Records supplied:
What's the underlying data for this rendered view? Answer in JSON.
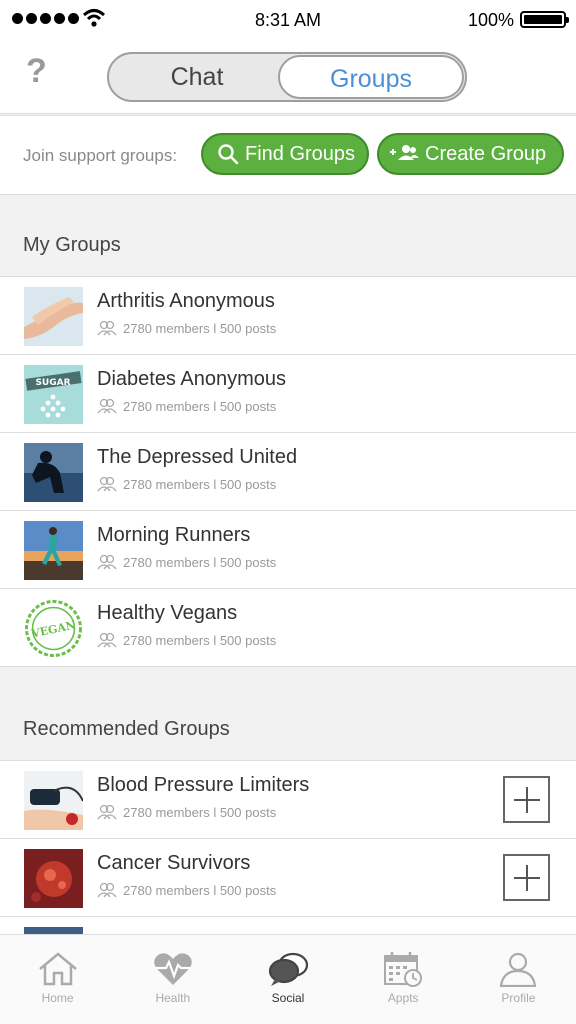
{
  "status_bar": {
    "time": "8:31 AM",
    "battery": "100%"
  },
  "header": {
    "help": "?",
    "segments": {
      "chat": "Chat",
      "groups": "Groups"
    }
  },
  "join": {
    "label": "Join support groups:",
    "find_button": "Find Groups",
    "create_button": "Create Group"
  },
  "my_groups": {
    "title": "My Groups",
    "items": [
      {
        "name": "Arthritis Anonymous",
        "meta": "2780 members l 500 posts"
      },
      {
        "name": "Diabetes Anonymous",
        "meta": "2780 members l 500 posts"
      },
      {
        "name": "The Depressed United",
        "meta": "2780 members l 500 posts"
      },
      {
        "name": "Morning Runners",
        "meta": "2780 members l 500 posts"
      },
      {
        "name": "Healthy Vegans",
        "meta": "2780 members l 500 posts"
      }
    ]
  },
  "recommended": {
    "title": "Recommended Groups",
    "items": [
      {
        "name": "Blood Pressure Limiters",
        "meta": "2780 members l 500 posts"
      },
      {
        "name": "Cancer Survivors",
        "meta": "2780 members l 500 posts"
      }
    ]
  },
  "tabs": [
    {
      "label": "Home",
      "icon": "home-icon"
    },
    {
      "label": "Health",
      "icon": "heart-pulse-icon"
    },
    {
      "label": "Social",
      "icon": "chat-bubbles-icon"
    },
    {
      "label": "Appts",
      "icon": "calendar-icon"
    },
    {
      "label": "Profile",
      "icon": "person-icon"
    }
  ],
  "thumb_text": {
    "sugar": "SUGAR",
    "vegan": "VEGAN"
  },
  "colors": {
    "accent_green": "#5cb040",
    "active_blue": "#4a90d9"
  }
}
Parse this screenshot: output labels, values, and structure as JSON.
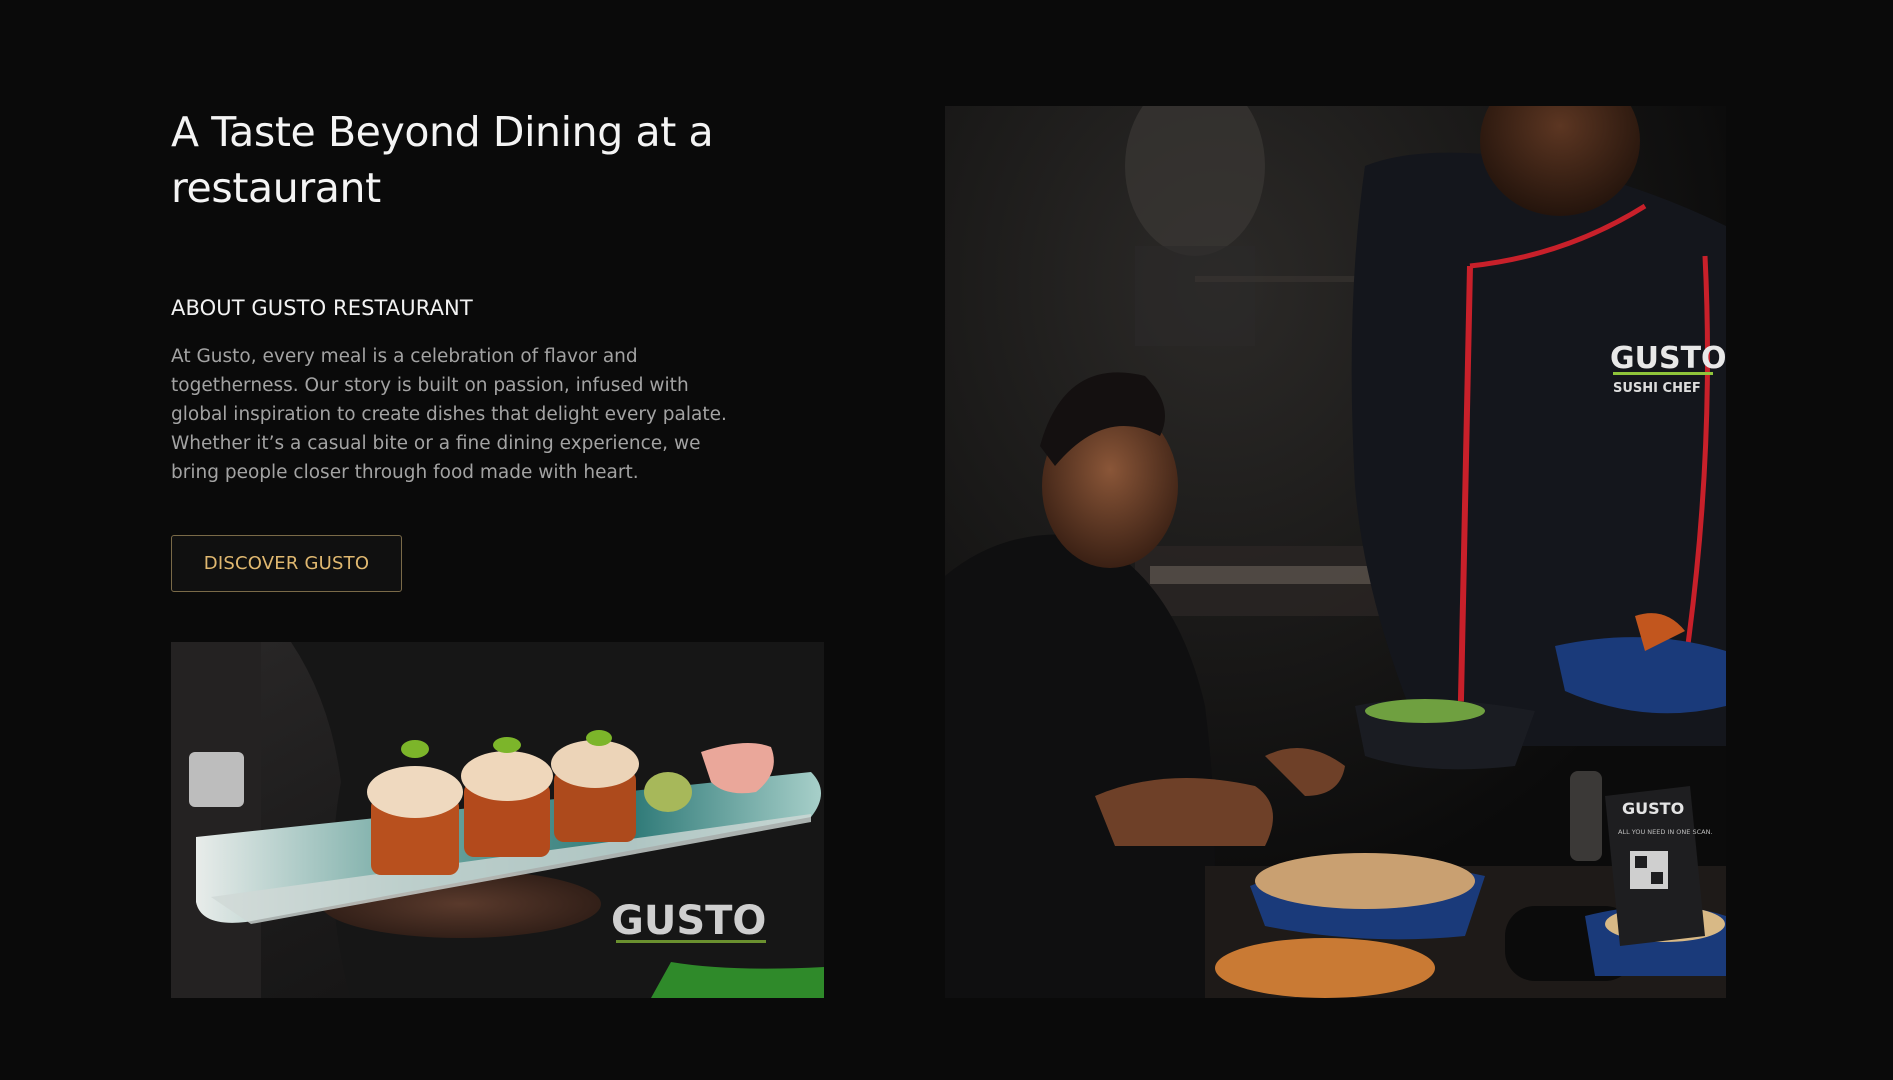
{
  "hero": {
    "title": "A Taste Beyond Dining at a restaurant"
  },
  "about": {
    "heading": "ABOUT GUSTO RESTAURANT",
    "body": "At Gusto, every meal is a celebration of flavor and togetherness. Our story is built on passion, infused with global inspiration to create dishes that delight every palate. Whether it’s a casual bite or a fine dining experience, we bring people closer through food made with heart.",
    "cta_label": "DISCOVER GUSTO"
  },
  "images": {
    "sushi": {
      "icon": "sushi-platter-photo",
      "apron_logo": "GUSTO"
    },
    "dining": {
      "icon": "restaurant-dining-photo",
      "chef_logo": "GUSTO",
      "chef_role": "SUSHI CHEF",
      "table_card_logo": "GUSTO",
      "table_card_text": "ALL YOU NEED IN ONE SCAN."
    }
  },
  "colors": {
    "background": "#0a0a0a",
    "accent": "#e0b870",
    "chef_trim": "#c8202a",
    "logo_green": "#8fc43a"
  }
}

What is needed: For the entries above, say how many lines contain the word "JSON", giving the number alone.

Solution to the problem: 2